### WHAT TO WORK ON
Go through the data below. Pull out every line that has the word "Maximum".

DATA Start Marker

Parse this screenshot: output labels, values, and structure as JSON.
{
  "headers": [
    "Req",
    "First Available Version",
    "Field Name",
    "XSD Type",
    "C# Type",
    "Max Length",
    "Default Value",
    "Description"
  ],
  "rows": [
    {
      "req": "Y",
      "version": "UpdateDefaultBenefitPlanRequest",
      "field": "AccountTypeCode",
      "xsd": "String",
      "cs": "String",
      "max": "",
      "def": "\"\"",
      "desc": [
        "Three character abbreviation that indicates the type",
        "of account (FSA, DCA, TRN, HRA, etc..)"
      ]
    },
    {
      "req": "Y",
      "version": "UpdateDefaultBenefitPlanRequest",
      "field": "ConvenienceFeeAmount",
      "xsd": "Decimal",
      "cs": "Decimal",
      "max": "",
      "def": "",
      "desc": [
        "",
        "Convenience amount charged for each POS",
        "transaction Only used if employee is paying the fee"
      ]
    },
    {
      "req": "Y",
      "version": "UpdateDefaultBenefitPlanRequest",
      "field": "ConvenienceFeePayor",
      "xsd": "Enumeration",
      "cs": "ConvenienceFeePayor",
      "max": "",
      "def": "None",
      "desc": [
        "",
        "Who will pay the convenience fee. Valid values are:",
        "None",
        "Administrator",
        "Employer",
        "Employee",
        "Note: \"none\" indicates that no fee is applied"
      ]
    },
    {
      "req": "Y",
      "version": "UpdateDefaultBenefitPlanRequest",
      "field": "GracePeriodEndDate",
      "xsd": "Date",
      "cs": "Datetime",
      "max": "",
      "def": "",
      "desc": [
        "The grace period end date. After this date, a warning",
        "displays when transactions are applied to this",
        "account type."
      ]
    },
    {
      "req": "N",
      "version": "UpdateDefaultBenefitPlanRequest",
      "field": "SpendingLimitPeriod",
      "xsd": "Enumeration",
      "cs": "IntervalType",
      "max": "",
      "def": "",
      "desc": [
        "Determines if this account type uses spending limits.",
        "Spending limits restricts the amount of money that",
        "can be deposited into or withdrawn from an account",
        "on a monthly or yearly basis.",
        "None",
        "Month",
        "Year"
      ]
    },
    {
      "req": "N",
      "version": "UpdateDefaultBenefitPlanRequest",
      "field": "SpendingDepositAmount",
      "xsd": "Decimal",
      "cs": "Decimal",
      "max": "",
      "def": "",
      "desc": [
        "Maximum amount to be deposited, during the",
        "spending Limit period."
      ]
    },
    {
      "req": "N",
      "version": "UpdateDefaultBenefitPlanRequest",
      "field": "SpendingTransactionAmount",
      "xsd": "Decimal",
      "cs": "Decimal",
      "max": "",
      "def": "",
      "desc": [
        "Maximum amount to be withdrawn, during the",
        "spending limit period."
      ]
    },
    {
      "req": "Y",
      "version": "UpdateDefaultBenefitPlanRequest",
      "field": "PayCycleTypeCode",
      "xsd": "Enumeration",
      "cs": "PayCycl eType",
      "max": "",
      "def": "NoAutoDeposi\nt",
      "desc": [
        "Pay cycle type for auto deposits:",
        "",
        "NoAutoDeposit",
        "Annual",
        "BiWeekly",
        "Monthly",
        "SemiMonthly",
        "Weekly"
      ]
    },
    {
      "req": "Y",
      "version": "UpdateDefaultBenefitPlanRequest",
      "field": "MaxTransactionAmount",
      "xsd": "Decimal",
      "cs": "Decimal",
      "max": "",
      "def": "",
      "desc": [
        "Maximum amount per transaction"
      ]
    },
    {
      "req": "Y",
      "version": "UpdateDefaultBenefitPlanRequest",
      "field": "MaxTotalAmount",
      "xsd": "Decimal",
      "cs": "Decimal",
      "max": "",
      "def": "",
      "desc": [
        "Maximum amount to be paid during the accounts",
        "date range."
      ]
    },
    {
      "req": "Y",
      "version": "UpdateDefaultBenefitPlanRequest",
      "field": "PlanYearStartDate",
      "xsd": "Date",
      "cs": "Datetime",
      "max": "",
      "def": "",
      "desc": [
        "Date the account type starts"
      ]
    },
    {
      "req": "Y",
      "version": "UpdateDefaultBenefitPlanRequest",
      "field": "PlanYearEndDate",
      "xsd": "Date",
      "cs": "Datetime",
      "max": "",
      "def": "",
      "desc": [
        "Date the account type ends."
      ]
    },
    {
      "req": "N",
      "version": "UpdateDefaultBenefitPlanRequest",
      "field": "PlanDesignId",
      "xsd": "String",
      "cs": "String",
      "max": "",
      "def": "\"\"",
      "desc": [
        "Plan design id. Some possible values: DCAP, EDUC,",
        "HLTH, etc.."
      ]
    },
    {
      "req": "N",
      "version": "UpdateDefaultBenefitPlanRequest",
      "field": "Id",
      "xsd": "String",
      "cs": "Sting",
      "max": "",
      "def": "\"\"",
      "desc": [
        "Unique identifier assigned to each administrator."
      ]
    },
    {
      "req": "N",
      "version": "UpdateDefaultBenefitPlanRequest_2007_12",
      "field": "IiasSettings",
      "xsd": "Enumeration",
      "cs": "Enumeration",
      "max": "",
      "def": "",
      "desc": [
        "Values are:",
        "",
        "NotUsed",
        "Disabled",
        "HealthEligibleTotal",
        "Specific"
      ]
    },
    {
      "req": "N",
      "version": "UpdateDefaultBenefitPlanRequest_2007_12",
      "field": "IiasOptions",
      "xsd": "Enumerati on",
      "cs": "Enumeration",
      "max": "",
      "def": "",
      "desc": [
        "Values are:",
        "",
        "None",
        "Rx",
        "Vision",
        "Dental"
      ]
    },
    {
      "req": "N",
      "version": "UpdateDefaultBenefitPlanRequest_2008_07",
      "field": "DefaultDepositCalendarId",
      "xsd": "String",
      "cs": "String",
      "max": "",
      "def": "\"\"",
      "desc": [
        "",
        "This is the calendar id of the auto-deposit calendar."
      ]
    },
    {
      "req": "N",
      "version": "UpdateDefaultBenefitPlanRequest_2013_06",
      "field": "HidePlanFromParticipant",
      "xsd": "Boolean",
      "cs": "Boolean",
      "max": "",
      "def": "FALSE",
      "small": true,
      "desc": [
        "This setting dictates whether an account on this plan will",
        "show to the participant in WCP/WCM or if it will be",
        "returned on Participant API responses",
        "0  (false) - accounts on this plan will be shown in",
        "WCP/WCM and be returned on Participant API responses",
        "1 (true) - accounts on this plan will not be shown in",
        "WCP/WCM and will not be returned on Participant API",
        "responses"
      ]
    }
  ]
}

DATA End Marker

### EXERCISE RESPONSE
        "Maximum amount to be deposited, during the",
        "Maximum amount to be withdrawn, during the",
        "Maximum amount per transaction"
        "Maximum amount to be paid during the accounts",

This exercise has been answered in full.